It sounds a lot like Science Fiction!
It does. When we’re thinking about mining asteroids, or Jeff’s goal of millions of people living and working in space, that’s the big distant goal that’s hundreds of years out. But the first step to get there is to make access to space much more affordable, economical and reliable by building a transportation network to the stars. Just like the railroads opening up the west. Right now it’s just too hard to get to space. It’s too expensive. They want to lower that cost, make it much more affordable and much more accessible
Then help other people establish a further foothold into space once they’ve got that foot through the door?

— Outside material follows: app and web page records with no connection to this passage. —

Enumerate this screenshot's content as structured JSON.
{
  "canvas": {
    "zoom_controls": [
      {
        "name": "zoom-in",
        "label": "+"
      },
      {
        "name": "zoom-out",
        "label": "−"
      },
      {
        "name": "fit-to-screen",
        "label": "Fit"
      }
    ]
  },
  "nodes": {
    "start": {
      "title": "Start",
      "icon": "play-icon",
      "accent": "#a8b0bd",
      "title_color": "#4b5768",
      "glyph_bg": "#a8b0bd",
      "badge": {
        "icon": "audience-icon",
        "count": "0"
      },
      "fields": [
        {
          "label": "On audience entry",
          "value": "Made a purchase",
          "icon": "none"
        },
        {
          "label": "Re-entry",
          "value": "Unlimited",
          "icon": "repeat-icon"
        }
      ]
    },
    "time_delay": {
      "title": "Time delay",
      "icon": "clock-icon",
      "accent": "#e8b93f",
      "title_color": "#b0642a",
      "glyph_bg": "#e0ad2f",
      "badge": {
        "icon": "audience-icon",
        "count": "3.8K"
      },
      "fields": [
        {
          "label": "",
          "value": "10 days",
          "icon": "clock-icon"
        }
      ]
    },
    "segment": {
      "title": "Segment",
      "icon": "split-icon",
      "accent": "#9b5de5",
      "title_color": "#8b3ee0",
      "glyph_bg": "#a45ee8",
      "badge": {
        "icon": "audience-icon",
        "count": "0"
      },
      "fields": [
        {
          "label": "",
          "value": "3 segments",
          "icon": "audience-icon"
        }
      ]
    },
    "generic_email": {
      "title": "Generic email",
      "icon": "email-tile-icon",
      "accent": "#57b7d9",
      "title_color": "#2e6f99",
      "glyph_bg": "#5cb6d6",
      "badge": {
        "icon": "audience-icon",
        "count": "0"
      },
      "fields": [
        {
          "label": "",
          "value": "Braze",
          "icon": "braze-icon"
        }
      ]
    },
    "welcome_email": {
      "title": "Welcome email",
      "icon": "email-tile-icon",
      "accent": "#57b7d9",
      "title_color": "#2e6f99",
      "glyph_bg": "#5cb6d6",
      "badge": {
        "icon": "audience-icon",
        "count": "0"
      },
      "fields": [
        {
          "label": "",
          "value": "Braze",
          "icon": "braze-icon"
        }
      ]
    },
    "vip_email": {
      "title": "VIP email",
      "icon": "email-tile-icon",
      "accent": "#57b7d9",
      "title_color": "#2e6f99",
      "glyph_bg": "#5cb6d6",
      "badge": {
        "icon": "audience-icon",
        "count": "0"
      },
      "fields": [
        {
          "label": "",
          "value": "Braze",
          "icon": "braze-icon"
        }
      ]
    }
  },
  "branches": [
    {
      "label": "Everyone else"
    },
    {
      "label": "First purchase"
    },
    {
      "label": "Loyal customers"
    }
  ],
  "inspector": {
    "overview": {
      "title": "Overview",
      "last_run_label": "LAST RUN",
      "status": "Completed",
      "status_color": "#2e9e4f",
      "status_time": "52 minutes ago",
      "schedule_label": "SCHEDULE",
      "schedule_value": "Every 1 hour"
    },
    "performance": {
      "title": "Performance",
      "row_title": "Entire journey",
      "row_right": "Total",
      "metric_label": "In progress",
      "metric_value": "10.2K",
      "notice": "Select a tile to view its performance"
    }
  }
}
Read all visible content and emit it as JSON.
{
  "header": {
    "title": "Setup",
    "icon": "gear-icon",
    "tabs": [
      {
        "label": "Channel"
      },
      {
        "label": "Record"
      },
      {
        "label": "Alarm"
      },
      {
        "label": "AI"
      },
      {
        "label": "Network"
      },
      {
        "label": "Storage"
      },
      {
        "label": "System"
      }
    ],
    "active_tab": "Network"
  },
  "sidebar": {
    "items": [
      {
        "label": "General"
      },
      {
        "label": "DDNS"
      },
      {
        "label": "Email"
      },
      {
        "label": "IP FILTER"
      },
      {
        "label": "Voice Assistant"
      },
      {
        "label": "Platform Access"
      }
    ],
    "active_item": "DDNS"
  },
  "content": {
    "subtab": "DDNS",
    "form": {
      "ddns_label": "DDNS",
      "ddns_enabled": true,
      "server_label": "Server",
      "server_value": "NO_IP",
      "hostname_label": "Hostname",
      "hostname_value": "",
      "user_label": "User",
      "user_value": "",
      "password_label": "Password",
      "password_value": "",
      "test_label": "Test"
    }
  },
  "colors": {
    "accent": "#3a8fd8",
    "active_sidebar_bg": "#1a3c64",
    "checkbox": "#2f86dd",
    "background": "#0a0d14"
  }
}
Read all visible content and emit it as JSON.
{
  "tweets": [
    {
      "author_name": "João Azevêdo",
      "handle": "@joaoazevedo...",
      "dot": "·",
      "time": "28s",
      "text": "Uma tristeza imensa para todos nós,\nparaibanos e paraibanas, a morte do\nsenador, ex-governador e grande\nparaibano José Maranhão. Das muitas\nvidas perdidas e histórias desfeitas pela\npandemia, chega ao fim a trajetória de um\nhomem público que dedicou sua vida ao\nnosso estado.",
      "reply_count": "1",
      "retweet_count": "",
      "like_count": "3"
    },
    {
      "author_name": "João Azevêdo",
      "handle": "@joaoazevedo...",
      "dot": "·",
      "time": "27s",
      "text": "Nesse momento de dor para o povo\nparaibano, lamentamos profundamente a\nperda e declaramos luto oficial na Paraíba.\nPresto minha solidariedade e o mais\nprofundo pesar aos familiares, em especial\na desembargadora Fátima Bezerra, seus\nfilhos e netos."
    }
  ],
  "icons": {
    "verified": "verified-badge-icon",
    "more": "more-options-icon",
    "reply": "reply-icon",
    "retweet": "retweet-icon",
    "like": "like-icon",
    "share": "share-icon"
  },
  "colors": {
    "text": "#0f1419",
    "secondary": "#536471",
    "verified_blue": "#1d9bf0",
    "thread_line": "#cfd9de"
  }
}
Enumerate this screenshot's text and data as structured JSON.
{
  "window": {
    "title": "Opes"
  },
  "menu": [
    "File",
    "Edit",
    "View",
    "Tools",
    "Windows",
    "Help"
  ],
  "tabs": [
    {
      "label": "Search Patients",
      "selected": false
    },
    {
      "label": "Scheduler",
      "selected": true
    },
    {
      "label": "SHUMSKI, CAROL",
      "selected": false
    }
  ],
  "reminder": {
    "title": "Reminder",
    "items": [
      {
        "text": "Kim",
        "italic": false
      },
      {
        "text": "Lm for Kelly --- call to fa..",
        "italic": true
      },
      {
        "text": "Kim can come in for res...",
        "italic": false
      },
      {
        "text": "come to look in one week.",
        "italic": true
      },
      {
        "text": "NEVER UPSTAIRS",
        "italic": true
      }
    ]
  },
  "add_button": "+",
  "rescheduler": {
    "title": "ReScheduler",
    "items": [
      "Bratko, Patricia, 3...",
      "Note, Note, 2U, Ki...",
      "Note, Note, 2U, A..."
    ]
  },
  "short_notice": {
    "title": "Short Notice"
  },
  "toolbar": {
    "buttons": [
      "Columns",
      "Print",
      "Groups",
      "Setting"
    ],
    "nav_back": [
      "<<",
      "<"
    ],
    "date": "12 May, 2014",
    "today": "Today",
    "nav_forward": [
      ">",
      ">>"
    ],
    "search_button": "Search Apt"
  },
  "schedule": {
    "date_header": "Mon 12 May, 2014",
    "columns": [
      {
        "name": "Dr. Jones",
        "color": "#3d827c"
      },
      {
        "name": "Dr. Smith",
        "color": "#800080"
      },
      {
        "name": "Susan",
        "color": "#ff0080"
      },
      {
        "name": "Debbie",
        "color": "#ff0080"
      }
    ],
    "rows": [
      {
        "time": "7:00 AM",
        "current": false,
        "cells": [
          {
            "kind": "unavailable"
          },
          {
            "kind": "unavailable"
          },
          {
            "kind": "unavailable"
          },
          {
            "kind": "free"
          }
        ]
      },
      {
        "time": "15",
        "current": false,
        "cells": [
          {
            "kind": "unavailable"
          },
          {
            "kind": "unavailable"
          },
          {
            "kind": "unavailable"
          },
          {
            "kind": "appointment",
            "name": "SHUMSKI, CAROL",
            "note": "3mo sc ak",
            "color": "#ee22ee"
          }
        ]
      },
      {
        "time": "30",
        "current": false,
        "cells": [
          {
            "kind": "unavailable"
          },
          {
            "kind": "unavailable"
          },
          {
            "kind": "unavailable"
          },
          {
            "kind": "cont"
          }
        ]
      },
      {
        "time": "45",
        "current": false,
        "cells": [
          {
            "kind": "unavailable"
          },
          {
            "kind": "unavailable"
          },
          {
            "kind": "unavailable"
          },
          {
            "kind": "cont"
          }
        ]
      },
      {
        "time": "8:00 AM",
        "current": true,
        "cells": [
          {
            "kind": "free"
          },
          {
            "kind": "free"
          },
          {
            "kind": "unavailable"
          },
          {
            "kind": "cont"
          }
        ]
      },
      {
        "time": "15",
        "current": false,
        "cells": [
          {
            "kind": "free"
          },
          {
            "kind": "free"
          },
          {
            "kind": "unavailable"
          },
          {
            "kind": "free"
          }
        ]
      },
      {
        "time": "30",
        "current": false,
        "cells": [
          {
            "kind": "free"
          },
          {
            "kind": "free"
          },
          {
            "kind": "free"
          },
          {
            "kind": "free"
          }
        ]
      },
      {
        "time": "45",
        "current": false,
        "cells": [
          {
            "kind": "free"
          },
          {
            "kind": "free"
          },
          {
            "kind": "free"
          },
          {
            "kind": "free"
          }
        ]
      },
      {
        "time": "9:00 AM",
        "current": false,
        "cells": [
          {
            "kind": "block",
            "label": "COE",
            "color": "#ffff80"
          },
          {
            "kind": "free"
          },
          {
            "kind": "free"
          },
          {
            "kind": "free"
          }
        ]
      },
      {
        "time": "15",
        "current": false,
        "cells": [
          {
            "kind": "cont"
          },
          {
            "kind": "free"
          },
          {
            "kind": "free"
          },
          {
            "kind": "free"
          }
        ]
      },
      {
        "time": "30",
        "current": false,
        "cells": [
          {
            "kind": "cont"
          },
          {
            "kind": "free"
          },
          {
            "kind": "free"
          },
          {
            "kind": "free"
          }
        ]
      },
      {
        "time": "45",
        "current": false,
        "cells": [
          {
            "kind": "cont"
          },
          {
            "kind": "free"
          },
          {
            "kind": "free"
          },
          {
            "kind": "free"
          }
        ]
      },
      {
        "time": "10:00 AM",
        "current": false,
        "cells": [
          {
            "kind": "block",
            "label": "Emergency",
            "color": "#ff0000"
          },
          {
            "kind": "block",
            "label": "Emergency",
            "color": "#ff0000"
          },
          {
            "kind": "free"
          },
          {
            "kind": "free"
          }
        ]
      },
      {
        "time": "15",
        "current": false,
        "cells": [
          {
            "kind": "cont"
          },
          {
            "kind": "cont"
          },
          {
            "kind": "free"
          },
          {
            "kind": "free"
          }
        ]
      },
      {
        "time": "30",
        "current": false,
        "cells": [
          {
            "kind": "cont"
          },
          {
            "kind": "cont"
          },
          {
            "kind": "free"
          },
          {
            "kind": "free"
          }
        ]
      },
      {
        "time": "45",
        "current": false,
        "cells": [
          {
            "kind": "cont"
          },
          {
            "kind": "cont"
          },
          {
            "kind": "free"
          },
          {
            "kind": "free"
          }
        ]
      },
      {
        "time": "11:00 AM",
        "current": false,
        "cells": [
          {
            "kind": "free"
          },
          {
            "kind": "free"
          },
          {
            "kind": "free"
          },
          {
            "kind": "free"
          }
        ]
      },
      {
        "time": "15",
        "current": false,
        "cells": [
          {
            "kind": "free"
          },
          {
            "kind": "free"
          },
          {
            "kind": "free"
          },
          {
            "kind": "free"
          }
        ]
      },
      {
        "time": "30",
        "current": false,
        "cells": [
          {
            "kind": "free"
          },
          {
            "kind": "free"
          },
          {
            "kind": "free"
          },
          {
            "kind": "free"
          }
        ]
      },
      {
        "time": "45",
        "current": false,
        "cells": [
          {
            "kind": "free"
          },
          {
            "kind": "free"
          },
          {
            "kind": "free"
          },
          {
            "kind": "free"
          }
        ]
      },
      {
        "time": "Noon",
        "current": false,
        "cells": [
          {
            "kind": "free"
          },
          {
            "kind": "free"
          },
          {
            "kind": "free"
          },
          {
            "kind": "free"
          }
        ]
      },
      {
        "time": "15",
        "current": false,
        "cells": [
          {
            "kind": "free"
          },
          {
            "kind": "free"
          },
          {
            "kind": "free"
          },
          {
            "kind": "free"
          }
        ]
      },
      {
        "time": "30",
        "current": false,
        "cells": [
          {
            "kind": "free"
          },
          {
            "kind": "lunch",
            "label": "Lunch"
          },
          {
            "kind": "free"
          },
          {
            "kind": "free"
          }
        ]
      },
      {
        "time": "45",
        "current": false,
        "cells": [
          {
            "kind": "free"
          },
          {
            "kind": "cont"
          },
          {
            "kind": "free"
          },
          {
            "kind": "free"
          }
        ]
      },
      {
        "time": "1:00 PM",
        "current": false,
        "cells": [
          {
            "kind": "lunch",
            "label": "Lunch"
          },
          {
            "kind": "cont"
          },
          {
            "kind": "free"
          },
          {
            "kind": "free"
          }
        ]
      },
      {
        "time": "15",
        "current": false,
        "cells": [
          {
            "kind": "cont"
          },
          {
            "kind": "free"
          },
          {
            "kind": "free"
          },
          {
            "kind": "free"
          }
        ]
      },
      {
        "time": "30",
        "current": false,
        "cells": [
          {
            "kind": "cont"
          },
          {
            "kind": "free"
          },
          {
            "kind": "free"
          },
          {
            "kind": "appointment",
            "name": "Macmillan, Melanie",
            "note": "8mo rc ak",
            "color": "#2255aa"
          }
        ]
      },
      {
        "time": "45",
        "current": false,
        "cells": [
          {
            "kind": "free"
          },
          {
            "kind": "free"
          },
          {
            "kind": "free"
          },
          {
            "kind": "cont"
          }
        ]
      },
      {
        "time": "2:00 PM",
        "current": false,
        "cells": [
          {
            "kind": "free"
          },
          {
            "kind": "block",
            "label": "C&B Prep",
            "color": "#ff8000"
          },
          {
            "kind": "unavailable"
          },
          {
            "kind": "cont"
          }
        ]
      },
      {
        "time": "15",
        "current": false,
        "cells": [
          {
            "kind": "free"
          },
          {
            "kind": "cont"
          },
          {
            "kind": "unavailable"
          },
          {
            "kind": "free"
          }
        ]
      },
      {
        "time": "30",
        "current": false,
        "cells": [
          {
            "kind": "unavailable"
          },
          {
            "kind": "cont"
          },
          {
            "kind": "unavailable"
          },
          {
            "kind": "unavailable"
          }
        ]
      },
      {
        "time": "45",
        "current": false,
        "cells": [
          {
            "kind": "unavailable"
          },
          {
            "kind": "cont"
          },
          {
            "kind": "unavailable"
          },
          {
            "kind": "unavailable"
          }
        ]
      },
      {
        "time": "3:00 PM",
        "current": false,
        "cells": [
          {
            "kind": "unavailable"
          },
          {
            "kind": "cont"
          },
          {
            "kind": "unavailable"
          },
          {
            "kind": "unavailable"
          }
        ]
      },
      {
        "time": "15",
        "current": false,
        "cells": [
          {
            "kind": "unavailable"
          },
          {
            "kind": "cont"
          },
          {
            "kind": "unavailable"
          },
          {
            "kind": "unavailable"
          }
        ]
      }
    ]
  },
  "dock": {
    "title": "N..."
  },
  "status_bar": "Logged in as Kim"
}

That’s the idea, that they create the stepping stone and that other people follow in their footsteps and other industries emerge. We’re already starting to see that. What we’re talking about is the launch providers—the guys who just lift stuff off the surface of the Earth and get it into space. But once you’re in space there’s all kinds of things you can do. We’ve seen companies like Bigelow Aerospace that’s for years has been building habitats that expand—I don’t think they like the analogy but it’s a little like a balloon. They’re made of a very durable kevlar-like material and filled up with air and pressurized and become habitats, become space-stations and that’s another commercial company.
There’s a company called Made In Space that’s using 3D printers to manufacture in space. You’ve got the small satellite revolution: companies like Planet that are already putting up many small satellites to monitor the health of the earth. Then there are all the things that once you get up to space and it does get more accessible that you don’t know will happen. You can’t always tell what opportunities that will open up.
It boggles the mind to think that this is something we might see.
I try to lay that out in the book. Whatever happens, let’s not forget that space is hard. There are setbacks and delays and not all of these dreams are fulfilled in a timely manner. But I do think that this is a time that we’ll look back on 30-40 years from now as a historic moment. We had the cold war space race that begin with the Mercury Program, then Gemini then Apollo which got us to the moon. Then there was the space shuttle program and the International Space Station. And this is a new era in its own right: a privately financed commercial space age that frankly could not have been possible if it weren’t for visionary entrepreneurs who had a lot of money that they were willing to invest into this.
Christian Davenport will be speaking at the Museum of Flight on Wednesday, April 25th at 7:30pm as part of Town Hall’s Science series. He is the author of The Space Barons: Elon Musk, Jeff Bezos, and the Quest to Colonize the Cosmos out now from Public Affairs books.